WASHINGTON (November 11, 2022)--The Milken Institute School of Public Health at the George Washington University today announced the award of a major grant from the National Institutes of Health to launch a unique intervention aimed at preventing gun violence. Involving youth and young adults. NIH awarded the grant to Mark Edberg, professor of prevention and community health at the Milken Institute SPH. Edberg and his team will work collaboratively with a group of DC community partners to find solutions to this serious public health problem.
Homicide, typically with a firearm, is the third leading cause of death for young people in the United States. Gun violence disproportionately affects African American and other minority youth, especially young men. In the District of Columbia, violent crime has gone up 28% from 2021 and homicide rates jumped by 14% between 2020 and 2021.
The DC community partners on the project include Mint, Inc., Don’t Shoot Guns, Shoot Cameras, the DC Housing Authority/Highlands Addition Community Center, the DC Office of the Attorney General, and the DC Office on Gun Violence Prevention/Building Blocks.
The team will put in place and evaluate a novel community-level youth firearms prevention program in the Washington Highlands community, located in Ward 8 of the District of Columbia, called “Changing Youth Narratives on Firearms Violence.”
“Gun violence is a large and continuing problem in urban neighborhoods with a history of poverty, racism, exclusion and a lack of basic resources,” said Edberg, who is the principal investigator on the project. “Kids growing up in such areas may see violence as one of the few paths to gaining respect, money or power. Our project aims to implement changes so that youth see and experience multiple non-violent pathways to success,” with a goal of reducing the current level of violence.
Researchers know that violence is prevalent in many of these neighborhoods for a variety of reasons, including exposure to multiple risk factors, availability of guns, a lack of connection to social and economic opportunities, long histories of discrimination and exclusion, minimal protective supports, and embedded social norms concerning violence that have evolved in order to cope and survive. In such circumstances, youth in the vulnerable stage of adolescence, during which identities and “possible selves” take shape, may see that violence plays an outsized role in the kinds of pathways they perceive as available to them – pathways that offer a chance for reputation, status, respect and power, according to Edberg. That dynamic shapes youth and community narratives about violence and its role.

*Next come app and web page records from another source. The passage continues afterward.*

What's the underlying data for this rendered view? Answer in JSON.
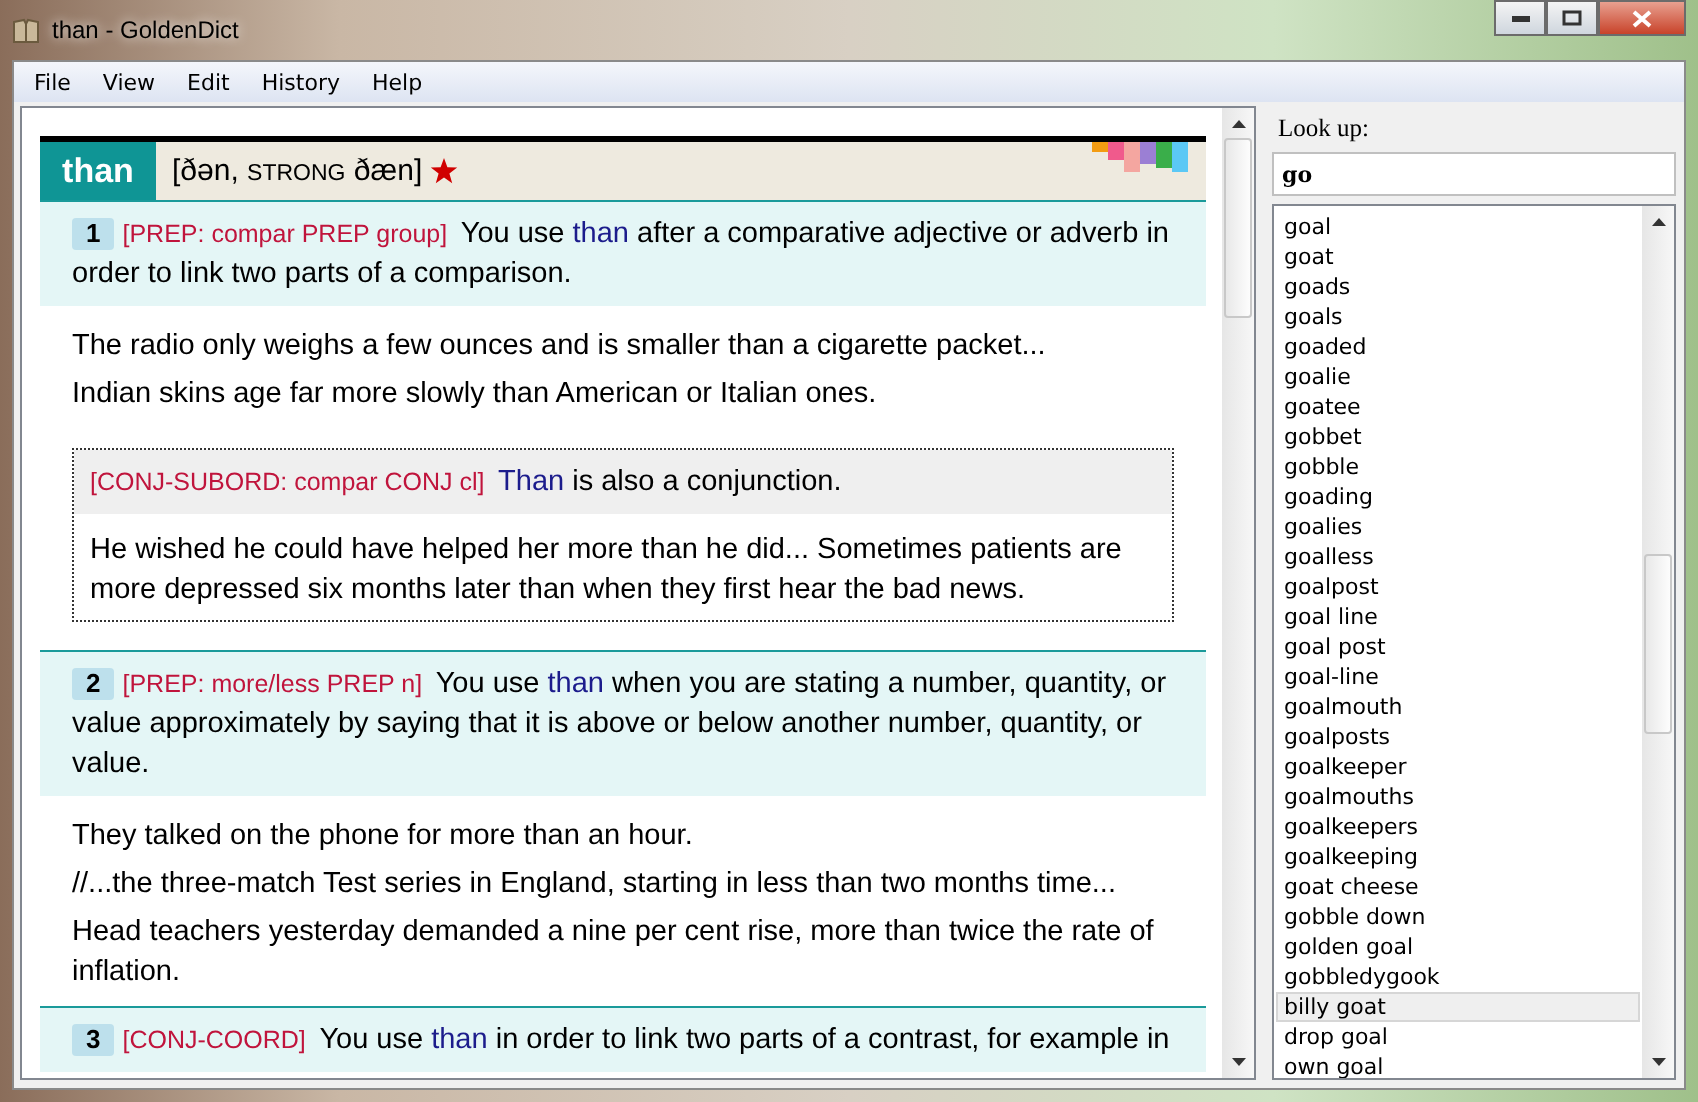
{
  "window": {
    "title": "than - GoldenDict"
  },
  "menu": [
    "File",
    "View",
    "Edit",
    "History",
    "Help"
  ],
  "article": {
    "headword": "than",
    "pronunciation": [
      {
        "text": "[ðən,",
        "kind": "ipa"
      },
      {
        "text": "STRONG",
        "kind": "label"
      },
      {
        "text": "ðæn]",
        "kind": "ipa"
      }
    ],
    "senses": [
      {
        "number": "1",
        "grammar": "[PREP: compar PREP group]",
        "definition": [
          {
            "text": "You use ",
            "kind": "plain"
          },
          {
            "text": "than",
            "kind": "keyword"
          },
          {
            "text": " after a comparative adjective or adverb in order to link two parts of a comparison.",
            "kind": "plain"
          }
        ],
        "examples": [
          "The radio only weighs a few ounces and is smaller than a cigarette packet...",
          "Indian skins age far more slowly than American or Italian ones."
        ],
        "subsense": {
          "grammar": "[CONJ-SUBORD: compar CONJ cl]",
          "definition": [
            {
              "text": "Than",
              "kind": "keyword"
            },
            {
              "text": " is also a conjunction.",
              "kind": "plain"
            }
          ],
          "examples": [
            "He wished he could have helped her more than he did... Sometimes patients are more depressed six months later than when they first hear the bad news."
          ]
        }
      },
      {
        "number": "2",
        "grammar": "[PREP: more/less PREP n]",
        "definition": [
          {
            "text": "You use ",
            "kind": "plain"
          },
          {
            "text": "than",
            "kind": "keyword"
          },
          {
            "text": " when you are stating a number, quantity, or value approximately by saying that it is above or below another number, quantity, or value.",
            "kind": "plain"
          }
        ],
        "examples": [
          "They talked on the phone for more than an hour.",
          "//...the three-match Test series in England, starting in less than two months time...",
          "Head teachers yesterday demanded a nine per cent rise, more than twice the rate of inflation."
        ]
      },
      {
        "number": "3",
        "grammar": "[CONJ-COORD]",
        "definition": [
          {
            "text": "You use ",
            "kind": "plain"
          },
          {
            "text": "than",
            "kind": "keyword"
          },
          {
            "text": " in order to link two parts of a contrast, for example in",
            "kind": "plain"
          }
        ]
      }
    ]
  },
  "lookup": {
    "label": "Look up:",
    "value": "go"
  },
  "words": [
    {
      "text": "goal",
      "selected": false
    },
    {
      "text": "goat",
      "selected": false
    },
    {
      "text": "goads",
      "selected": false
    },
    {
      "text": "goals",
      "selected": false
    },
    {
      "text": "goaded",
      "selected": false
    },
    {
      "text": "goalie",
      "selected": false
    },
    {
      "text": "goatee",
      "selected": false
    },
    {
      "text": "gobbet",
      "selected": false
    },
    {
      "text": "gobble",
      "selected": false
    },
    {
      "text": "goading",
      "selected": false
    },
    {
      "text": "goalies",
      "selected": false
    },
    {
      "text": "goalless",
      "selected": false
    },
    {
      "text": "goalpost",
      "selected": false
    },
    {
      "text": "goal line",
      "selected": false
    },
    {
      "text": "goal post",
      "selected": false
    },
    {
      "text": "goal-line",
      "selected": false
    },
    {
      "text": "goalmouth",
      "selected": false
    },
    {
      "text": "goalposts",
      "selected": false
    },
    {
      "text": "goalkeeper",
      "selected": false
    },
    {
      "text": "goalmouths",
      "selected": false
    },
    {
      "text": "goalkeepers",
      "selected": false
    },
    {
      "text": "goalkeeping",
      "selected": false
    },
    {
      "text": "goat cheese",
      "selected": false
    },
    {
      "text": "gobble down",
      "selected": false
    },
    {
      "text": "golden goal",
      "selected": false
    },
    {
      "text": "gobbledygook",
      "selected": false
    },
    {
      "text": "billy goat",
      "selected": true
    },
    {
      "text": "drop goal",
      "selected": false
    },
    {
      "text": "own goal",
      "selected": false
    }
  ]
}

The researchers propose a collaborative effort to change these perceptions about the role of violence, and to back up the changed perceptions with actual changes in available opportunities for positive gain that do not involve violence. The hope is that such changes will influence adolescents’ sense of possible future pathways and reduce the imperatives now pushing so many into violence involvement. The intervention will therefore involve a period of formative research to identify potential personal and career trajectories (non-violent) that are meaningful, attractive, and rewarding for youth in the community. In addition, with continued funding based on results of the research, the team will implement activities and supports that help youth follow these paths. Importantly, the project will also make extensive use of multiple media platforms to ensure that youth and community members are aware that these alternative pathways and supports exist, right there in the community, and that they offer the chance for personal gain and reputation without violence. In this way, the intervention seeks to address both perceptions about violence and its role, and the actual structural conditions that facilitate non-violent options.
The study led by Edberg is one of three projects and a coordinating center on gun violence prevention recently funded by the NIH. The network of projects focuses on community or organizational level interventions to change environments or settings in order to address the root causes that may underlie the persistence of and recent upticks in firearms violence.